Makes two small loaves or one really large loaf

  • 2 packages active dry yeast
  • 1/4 cup warm water (105°F to 115°F)
  • 1/2cup honey
  • 1/4 cup butter or margarine, softened
  • 3teaspoons salt
  • 2 1/2 cups very warm water (120°F to 130°F)
  • 4 1/2cups whole wheat flour
  • 2 3/4 to 3 3/4 cups all-purpose flour

Directions:

  1. In large bowl, dissolve yeast in 1/4 cup warm water. Add honey, butter, salt, 2 1/2 cups very warm water and 3 cups of the whole wheat flour. Beat with electric mixer on low speed 1 minute, scraping bowl frequently. Beat on medium speed 2 minutes, scraping bowl frequently. Beat in remaining 1 1/2 cups whole wheat flour.
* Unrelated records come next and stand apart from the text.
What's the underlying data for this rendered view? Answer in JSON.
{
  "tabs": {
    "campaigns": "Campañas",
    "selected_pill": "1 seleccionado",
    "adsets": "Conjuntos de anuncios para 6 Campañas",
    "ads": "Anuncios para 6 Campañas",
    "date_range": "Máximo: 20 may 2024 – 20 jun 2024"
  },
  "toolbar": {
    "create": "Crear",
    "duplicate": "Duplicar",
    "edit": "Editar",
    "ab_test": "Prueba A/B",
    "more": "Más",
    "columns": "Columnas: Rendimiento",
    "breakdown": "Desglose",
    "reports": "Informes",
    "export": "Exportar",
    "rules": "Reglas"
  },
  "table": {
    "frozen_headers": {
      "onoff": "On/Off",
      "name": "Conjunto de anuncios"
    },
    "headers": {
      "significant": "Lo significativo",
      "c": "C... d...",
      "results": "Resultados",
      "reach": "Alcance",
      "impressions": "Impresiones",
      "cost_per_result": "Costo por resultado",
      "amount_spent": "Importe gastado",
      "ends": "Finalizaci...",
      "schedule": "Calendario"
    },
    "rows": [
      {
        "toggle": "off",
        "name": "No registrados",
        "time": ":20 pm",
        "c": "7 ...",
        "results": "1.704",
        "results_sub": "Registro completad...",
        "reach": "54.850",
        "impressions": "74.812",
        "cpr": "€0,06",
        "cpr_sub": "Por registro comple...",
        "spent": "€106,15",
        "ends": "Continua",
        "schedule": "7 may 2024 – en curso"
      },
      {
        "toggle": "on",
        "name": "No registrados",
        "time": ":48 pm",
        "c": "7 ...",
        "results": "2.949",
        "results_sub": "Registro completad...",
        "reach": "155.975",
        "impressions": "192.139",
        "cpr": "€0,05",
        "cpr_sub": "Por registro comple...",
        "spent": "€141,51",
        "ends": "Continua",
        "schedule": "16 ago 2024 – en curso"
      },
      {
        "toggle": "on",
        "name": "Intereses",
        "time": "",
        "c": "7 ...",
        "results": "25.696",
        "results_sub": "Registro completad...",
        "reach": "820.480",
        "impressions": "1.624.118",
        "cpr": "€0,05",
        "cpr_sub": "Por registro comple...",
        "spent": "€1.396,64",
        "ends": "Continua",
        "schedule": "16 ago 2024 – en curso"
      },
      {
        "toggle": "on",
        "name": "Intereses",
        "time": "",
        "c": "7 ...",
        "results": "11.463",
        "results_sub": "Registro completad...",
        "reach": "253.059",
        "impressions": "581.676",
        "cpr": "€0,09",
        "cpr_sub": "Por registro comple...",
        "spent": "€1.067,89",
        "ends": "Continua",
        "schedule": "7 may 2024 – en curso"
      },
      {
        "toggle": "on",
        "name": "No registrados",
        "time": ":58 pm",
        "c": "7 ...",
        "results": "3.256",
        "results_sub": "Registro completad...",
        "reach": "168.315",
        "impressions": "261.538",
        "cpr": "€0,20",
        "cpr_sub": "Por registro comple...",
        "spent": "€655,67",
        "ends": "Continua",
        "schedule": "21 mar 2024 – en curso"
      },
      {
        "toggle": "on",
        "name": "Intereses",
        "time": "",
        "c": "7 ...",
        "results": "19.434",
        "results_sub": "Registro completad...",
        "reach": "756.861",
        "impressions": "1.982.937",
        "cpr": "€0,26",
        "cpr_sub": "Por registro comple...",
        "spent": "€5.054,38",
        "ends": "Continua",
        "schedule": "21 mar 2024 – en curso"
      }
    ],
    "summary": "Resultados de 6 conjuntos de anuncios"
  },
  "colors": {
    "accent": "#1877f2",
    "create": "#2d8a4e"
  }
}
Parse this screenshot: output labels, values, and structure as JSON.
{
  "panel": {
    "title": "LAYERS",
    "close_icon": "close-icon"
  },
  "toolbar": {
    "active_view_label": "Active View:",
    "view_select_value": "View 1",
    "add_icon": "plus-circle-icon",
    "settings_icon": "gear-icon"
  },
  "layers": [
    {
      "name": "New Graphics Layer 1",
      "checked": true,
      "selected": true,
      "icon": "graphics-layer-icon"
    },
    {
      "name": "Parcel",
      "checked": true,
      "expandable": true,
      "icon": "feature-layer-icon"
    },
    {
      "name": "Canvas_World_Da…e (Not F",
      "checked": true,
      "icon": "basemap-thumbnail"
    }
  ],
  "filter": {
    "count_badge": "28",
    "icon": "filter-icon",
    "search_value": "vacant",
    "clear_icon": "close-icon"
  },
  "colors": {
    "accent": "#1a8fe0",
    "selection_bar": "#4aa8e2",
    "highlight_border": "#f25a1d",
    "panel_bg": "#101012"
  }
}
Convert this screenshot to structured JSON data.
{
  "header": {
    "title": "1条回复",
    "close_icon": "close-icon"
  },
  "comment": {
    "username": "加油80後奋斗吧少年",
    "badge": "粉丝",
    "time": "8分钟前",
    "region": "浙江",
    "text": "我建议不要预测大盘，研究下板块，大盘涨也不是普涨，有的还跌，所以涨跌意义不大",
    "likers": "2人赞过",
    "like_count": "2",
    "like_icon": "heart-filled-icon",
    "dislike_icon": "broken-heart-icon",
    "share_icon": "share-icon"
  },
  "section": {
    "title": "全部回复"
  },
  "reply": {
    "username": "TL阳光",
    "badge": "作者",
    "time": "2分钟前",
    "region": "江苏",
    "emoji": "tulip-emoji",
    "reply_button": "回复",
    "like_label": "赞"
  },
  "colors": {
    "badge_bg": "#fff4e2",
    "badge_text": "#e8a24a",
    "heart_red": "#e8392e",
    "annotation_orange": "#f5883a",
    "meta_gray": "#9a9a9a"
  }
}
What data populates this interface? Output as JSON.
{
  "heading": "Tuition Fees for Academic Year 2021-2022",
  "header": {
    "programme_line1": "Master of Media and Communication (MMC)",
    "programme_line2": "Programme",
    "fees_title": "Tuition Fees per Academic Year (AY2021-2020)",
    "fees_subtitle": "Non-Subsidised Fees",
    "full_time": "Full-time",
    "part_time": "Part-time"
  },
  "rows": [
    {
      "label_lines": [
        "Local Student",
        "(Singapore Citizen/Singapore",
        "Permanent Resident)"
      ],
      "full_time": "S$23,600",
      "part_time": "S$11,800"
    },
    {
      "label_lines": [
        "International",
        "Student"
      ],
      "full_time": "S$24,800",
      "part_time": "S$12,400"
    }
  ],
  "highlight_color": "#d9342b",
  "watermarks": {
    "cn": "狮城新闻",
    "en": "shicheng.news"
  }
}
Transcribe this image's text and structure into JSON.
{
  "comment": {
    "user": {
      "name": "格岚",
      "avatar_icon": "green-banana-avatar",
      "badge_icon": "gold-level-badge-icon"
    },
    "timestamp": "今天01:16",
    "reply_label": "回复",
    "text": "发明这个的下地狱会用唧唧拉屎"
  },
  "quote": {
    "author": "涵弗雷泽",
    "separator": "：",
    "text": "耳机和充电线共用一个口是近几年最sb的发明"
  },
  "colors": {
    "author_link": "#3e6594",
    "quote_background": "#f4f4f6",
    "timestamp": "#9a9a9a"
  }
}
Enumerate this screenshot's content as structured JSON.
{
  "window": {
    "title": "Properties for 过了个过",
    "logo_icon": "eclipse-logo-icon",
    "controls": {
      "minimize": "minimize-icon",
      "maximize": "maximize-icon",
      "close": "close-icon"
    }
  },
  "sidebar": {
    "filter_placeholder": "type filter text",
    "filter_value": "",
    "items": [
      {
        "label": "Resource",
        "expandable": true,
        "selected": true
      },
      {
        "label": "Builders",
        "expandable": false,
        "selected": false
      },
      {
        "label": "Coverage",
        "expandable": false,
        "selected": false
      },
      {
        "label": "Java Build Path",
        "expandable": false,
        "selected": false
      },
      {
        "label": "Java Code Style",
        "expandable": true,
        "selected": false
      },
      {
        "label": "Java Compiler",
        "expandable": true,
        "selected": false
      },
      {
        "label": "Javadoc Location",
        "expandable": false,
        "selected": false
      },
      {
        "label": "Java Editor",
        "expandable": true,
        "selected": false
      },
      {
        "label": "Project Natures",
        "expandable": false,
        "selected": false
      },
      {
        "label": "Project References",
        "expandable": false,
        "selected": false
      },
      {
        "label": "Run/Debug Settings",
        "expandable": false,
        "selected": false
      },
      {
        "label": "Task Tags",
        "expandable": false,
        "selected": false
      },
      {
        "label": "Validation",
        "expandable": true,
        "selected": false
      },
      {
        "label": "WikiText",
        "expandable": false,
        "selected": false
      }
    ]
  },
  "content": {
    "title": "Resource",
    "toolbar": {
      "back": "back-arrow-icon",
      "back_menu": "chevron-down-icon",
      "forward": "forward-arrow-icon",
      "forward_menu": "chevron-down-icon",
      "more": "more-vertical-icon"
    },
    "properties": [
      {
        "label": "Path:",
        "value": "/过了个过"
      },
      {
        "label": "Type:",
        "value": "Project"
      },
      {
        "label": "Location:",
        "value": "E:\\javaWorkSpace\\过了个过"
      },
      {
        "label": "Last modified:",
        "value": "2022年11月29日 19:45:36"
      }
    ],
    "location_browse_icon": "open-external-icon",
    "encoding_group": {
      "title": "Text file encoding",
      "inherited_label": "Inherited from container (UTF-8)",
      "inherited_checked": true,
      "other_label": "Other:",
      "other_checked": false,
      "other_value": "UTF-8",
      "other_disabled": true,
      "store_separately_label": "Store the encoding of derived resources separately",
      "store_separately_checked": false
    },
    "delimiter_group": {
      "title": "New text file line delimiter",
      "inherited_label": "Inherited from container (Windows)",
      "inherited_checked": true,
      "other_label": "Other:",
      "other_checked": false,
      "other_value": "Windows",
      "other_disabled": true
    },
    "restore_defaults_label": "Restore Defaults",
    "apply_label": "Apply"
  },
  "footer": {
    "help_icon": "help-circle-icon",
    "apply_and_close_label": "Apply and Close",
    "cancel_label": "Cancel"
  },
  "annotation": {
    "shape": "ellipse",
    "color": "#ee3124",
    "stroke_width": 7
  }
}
  2. With spoon, stir in 2 1/4 to 2 3/4 cups of the all-purpose flour until dough pulls cleanly away from side of bowl.

  3. On lightly floured surface, knead in remaining 1/2 to 1 cup all-purpose flour; continue kneading 5 to 10 minutes or until dough is smooth and springy. Grease large bowl with shortening or cooking spray; place dough in bowl, turning dough to grease all sides. Cover; let rise in warm place 30 to 45 minutes or until doubled in size.

  4. Generously grease 2 (8×4- or 9×5-inch) loaf pans or one large loaf pan with shortening or cooking spray. Gently push fist into dough to deflate; divide in half. Shape dough into loaves using the envelope method (pictured above) and place in pans. Cover and let rise in warm place; 30 to 45 minutes or until doubled in size.

  5. Heat oven to 375°F. Uncover dough; bake 30 minutes. Reduce oven temperature to 350°F; bake 10 to 15 minutes longer or until loaves sound hollow when lightly tapped. Immediately remove from pans to cooling racks. Cool completely, about 1 hour.

Lucy’s Tips:

  • If loaves aren’t your thing, these could easily be split up into rolls. After the first rise, portion into rolls, making sure they are evenly distributed. Cover and let rise as normal. Bake at 375F for about 10-12 minutes.
  • This bread can last up to a week in a bag or large plastic container at room temperature. I’d put it in the fridge after a week, if it lasts that long!
  • Not into two loaves (or a really big loaf) of bread? This recipe can be easily halved. 

Blog updates:

I added a mini Blogroll to the sidebar; I’m going to keep adding faves as I go. So far so good! I also added the Instagram widget (above the Blogroll), so you can see what’s happening in sort of real time! If you’d like to follow me, my Twitter and Instagram links are above that widget; either way, I am @lalaluluj on both sites.